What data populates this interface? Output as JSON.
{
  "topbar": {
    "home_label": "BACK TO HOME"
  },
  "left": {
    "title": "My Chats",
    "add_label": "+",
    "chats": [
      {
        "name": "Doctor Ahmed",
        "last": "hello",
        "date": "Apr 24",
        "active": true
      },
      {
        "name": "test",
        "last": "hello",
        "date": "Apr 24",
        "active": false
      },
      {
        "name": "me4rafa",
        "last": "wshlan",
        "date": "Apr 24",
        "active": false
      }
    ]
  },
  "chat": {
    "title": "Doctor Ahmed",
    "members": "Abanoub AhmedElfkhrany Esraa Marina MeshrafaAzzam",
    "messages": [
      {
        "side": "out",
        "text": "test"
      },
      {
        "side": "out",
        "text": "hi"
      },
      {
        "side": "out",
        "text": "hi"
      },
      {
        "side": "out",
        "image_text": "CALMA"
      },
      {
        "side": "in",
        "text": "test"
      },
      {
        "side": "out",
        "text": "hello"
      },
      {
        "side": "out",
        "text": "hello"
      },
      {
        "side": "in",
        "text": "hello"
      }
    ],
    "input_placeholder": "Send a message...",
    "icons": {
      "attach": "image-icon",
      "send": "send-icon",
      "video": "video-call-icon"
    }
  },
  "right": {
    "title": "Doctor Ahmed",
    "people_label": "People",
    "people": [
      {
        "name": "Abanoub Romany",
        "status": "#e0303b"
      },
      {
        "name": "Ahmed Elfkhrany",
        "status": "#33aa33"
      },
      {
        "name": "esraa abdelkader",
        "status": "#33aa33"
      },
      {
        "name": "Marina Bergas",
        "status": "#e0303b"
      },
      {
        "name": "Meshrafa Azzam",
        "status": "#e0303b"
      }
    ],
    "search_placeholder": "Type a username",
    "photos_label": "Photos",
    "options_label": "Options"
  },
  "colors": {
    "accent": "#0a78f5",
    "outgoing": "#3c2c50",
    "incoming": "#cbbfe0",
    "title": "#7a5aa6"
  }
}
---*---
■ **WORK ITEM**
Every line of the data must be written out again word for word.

■ **EXERCISE SOLUTION**
What data populates this interface? Output as JSON.
{
  "topbar": {
    "home_label": "BACK TO HOME"
  },
  "left": {
    "title": "My Chats",
    "add_label": "+",
    "chats": [
      {
        "name": "Doctor Ahmed",
        "last": "hello",
        "date": "Apr 24",
        "active": true
      },
      {
        "name": "test",
        "last": "hello",
        "date": "Apr 24",
        "active": false
      },
      {
        "name": "me4rafa",
        "last": "wshlan",
        "date": "Apr 24",
        "active": false
      }
    ]
  },
  "chat": {
    "title": "Doctor Ahmed",
    "members": "Abanoub AhmedElfkhrany Esraa Marina MeshrafaAzzam",
    "messages": [
      {
        "side": "out",
        "text": "test"
      },
      {
        "side": "out",
        "text": "hi"
      },
      {
        "side": "out",
        "text": "hi"
      },
      {
        "side": "out",
        "image_text": "CALMA"
      },
      {
        "side": "in",
        "text": "test"
      },
      {
        "side": "out",
        "text": "hello"
      },
      {
        "side": "out",
        "text": "hello"
      },
      {
        "side": "in",
        "text": "hello"
      }
    ],
    "input_placeholder": "Send a message...",
    "icons": {
      "attach": "image-icon",
      "send": "send-icon",
      "video": "video-call-icon"
    }
  },
  "right": {
    "title": "Doctor Ahmed",
    "people_label": "People",
    "people": [
      {
        "name": "Abanoub Romany",
        "status": "#e0303b"
      },
      {
        "name": "Ahmed Elfkhrany",
        "status": "#33aa33"
      },
      {
        "name": "esraa abdelkader",
        "status": "#33aa33"
      },
      {
        "name": "Marina Bergas",
        "status": "#e0303b"
      },
      {
        "name": "Meshrafa Azzam",
        "status": "#e0303b"
      }
    ],
    "search_placeholder": "Type a username",
    "photos_label": "Photos",
    "options_label": "Options"
  },
  "colors": {
    "accent": "#0a78f5",
    "outgoing": "#3c2c50",
    "incoming": "#cbbfe0",
    "title": "#7a5aa6"
  }
}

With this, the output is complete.